- Sp.Pl. 2:1009 (1753)
- Name Status
Habit and leaf form. Herbs, or herbaceous climbers (or trailing). Annual, or perennial. Leaves cauline (ass.). Plants with neither basal nor terminal concentrations of leaves. Stem internodes solid (ass.). Climbing (or trailing); tendril climbers (usually simple, coiled distally). Tendrils simple. Mesophytic to xerophytic. Leaves alternate; spiral; petiolate; non-sheathing; simple (usually), or compound; palmate (mostly 3–7 lobed). Leaf blades dissected; broadly ovate to orbicular (to subcircular); when simple/dissected, palmately lobed; palmately veined; cross-venulate; cordate. Leaves without stipules (tendrils stipular in position). Leaf blade margins entire (sinuate), or dentate (or lobulate to sinuate-dentate). Leaves without a persistent basal meristem. Leaf anatomy. Hairs present, or absent. Extra-floral nectaries absent.
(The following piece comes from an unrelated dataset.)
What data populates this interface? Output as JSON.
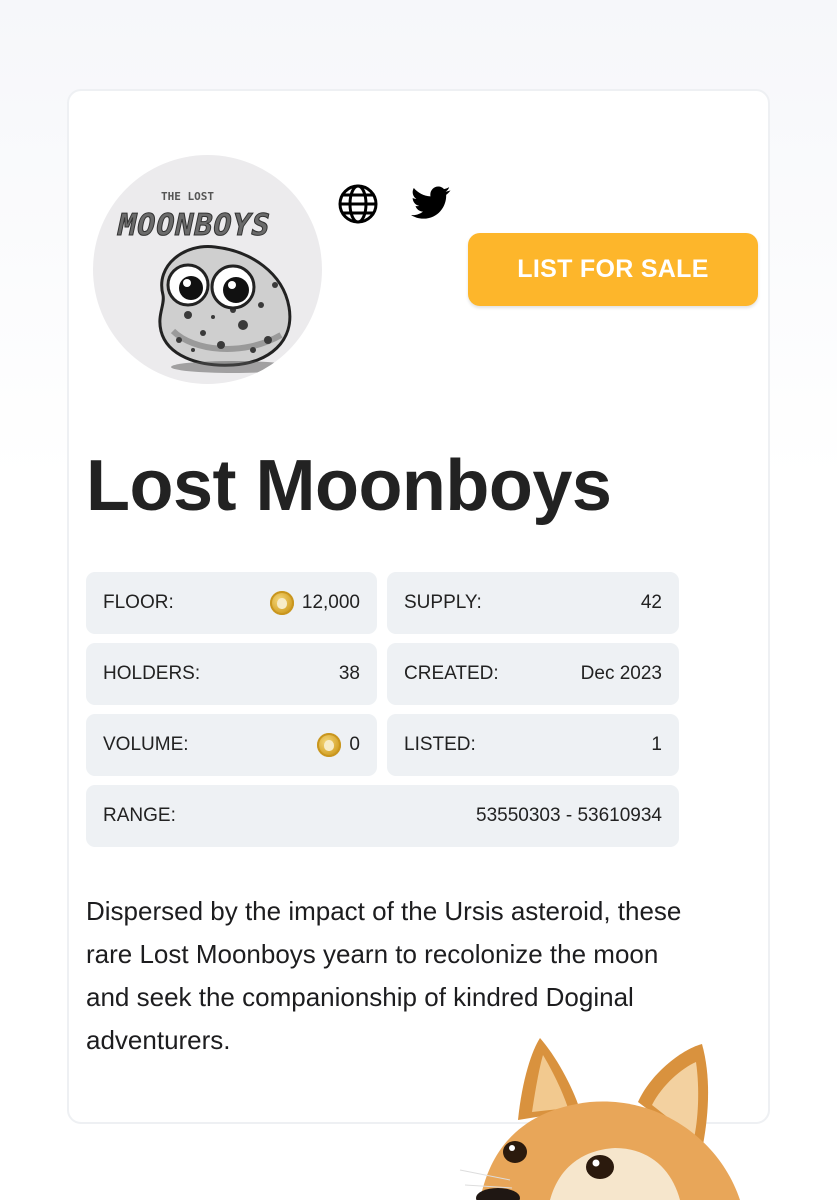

Reproductive type, pollination. Fertile flowers functionally male and functionally female, or functionally male, or functionally female. Unisexual flowers present. Plants monoecious (usually), or dioecious. Female flowers solitary; with staminodes (3 staminodes), or without staminodes. Male flowers solitary (mostly), or aggregated in ‘inflorescences’; without pistillodes (ass.). Entomophilous.
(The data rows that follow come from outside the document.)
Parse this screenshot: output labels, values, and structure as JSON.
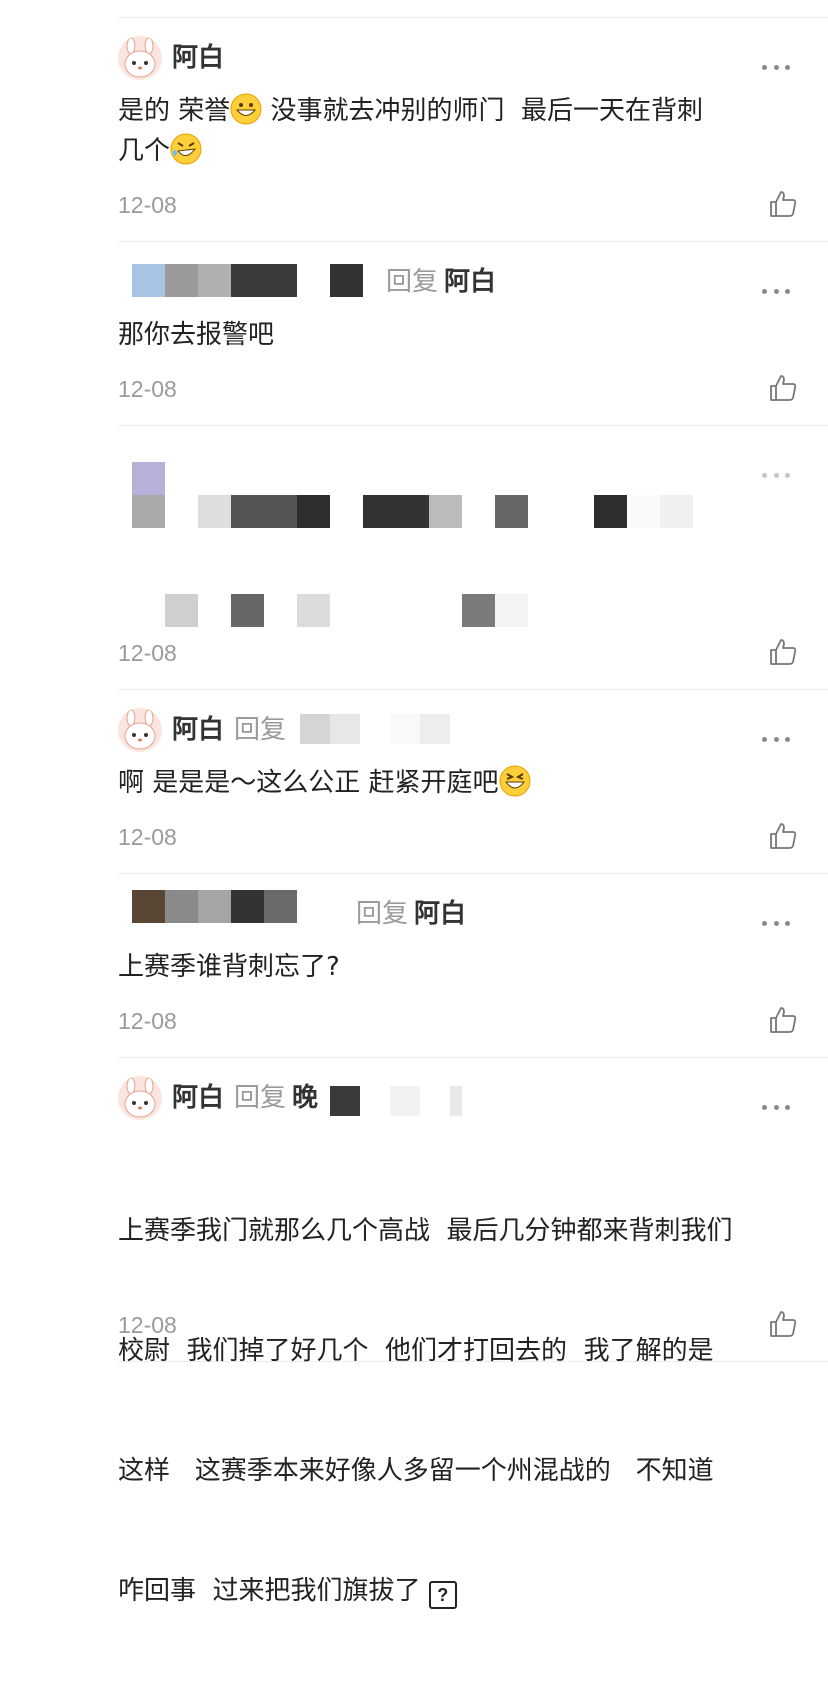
{
  "comments": [
    {
      "user": "阿白",
      "text": "是的 荣誉",
      "text_b": " 没事就去冲别的师门  最后一天在背刺",
      "text_c": "几个",
      "date": "12-08"
    },
    {
      "reply_label": "回复",
      "reply_to": "阿白",
      "text": "那你去报警吧",
      "date": "12-08"
    },
    {
      "date": "12-08"
    },
    {
      "user": "阿白",
      "reply_label": "回复",
      "text": "啊 是是是～这么公正 赶紧开庭吧",
      "date": "12-08"
    },
    {
      "reply_label": "回复",
      "reply_to": "阿白",
      "text": "上赛季谁背刺忘了?",
      "date": "12-08"
    },
    {
      "user": "阿白",
      "reply_label": "回复",
      "reply_partial": "晚",
      "lines": [
        "上赛季我门就那么几个高战  最后几分钟都来背刺我们",
        "校尉  我们掉了好几个  他们才打回去的  我了解的是",
        "这样   这赛季本来好像人多留一个州混战的   不知道",
        "咋回事  过来把我们旗拔了"
      ],
      "question_glyph": "?",
      "date": "12-08"
    }
  ],
  "icons": {
    "more": "more-dots-icon",
    "like": "thumbs-up-icon",
    "grin": "grinning-emoji-icon",
    "rofl": "rofl-emoji-icon",
    "laugh": "laughing-emoji-icon"
  },
  "colors": {
    "username": "#333333",
    "meta": "#9a9a9a",
    "divider": "#ececec"
  }
}
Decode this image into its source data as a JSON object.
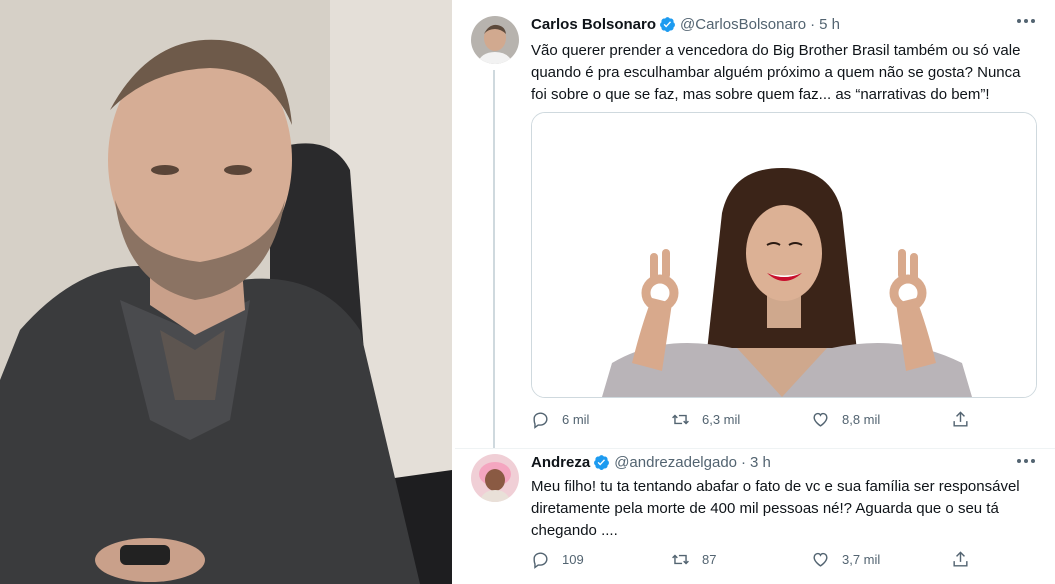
{
  "tweets": [
    {
      "name": "Carlos Bolsonaro",
      "handle": "@CarlosBolsonaro",
      "dot": "·",
      "time": "5 h",
      "text": "Vão querer prender a vencedora do Big Brother Brasil também ou só vale quando é pra esculhambar alguém próximo a quem não se gosta? Nunca foi sobre o que se faz, mas sobre quem faz... as “narrativas do bem”!",
      "replies": "6 mil",
      "retweets": "6,3 mil",
      "likes": "8,8 mil"
    },
    {
      "name": "Andreza",
      "handle": "@andrezadelgado",
      "dot": "·",
      "time": "3 h",
      "text": "Meu filho! tu ta tentando abafar o fato de vc e sua família ser responsável diretamente pela morte de 400 mil pessoas né!? Aguarda que o seu tá chegando ....",
      "replies": "109",
      "retweets": "87",
      "likes": "3,7 mil"
    }
  ],
  "icons": {
    "verified": "verified-badge-icon",
    "reply": "reply-icon",
    "retweet": "retweet-icon",
    "like": "heart-icon",
    "share": "share-icon",
    "more": "more-icon"
  },
  "colors": {
    "verified": "#1d9bf0",
    "muted": "#536471",
    "text": "#0f1419",
    "lipstick": "#c8102e"
  }
}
Inflorescence and flower features. Flowers solitary (mostly both male and female flowers), or aggregated in ‘inflorescences’ (male flowers, rarely); in panicles (male flowers). Inflorescences axillary. Flowers pedicellate; bracteate (male flowers subtended by large broadly-ovate, petal-like bract just below flower at junction or peduncle and pedicel), or ebracteate (female flowers sometimes lacking bract); ebracteolate (ass.); small to large; regular (female flowers solitary); cyclic. Free hypanthium present; campanulate to obconic (in male flowers), or urceolate (in female flowers, the lower part of the floral tube narrowed into a short neck and then expanded upwards into a broadly campanulate upper part); of female flowers adnate to the ovary in the lower part. Perianth with distinct calyx and corolla; 10; 2 -whorled; isomerous. Calyx present; 5; 1 -whorled; shortly gamosepalous; blunt-lobed; imbricate, or open in bud; campanulate; regular. Corolla present; 5; 1 -whorled; polypetalous (AK), or gamopetalous (usually divided to the calyx); more or less valvate; campanulate (broadly), or rotate; regular; white, or yellow. Corolla members entire. Fertile stamens present, or absent. Androecial members definite in number. Androecium 2–3. Androecial members branched and unbranched, or unbranched; adnate (to the hypanthium); all equal (ass.); free of one another; 1 -whorled. Androecium exclusively of fertile stamens. Stamens (2–)3; distinctly dissimilar in shape (unilocular/bilocular); reduced in number relative to the adjacent perianth; oppositisepalous (towards base of hypanthium, on floral tube below petals). Anthers separate from one another (later), or cohering (at first); adnate; dehiscing via longitudinal slits; extrorse; unilocular (1 anther), or bilocular (2 anthers); bisporangiate, or bisporangiate and tetrasporangiate, or tetrasporangiate; appendaged (via the prolonged connective), or unappendaged. Fertile gynoecium present, or absent (from male flowers). Gynoecium 1 carpelled, or 2–5 carpelled. The pistil 1–3 celled. Gynoecium syncarpous; of one carpel, or synovarious, or synstylovarious, or eu-syncarpous; inferior. Ovary unilocular, or plurilocular; 1–3 locular. Gynoecium stylate. Styles 1; partially joined; apical. Stigmas 3; commissural; usually 2 - lobed. Placentation parietal; when the ovary plurilocular, axile. Ovules in the single cavity 20–50; 20–50 per locule (numerous); pendulous, or horizontal, or ascending; non-arillate; anatropous.
Fruit and seed features. Fruit 30–150 mm long; 2–10 cm in diameter; fleshy; spinose, or not spinose; dehiscent, or indehiscent; a berry (a pepo). Capsules when dehiscent, irregularly valvular. Fruit few to many. Seeds non-endospermic; medium sized to large; winged, or wingless. Cotyledons 2 (large, flat). Embryo straight.
Etymology. From the Greek for "to bite"; refers to the bitten appearance of the seeds.
- Wheeler, J. R.; Rye, B. L.; Koch, B. L.; Wilson, A. J. G.; Western Australian Herbarium 1992. Flora of the Kimberley region. Western Australian Herbarium.. Como, W.A..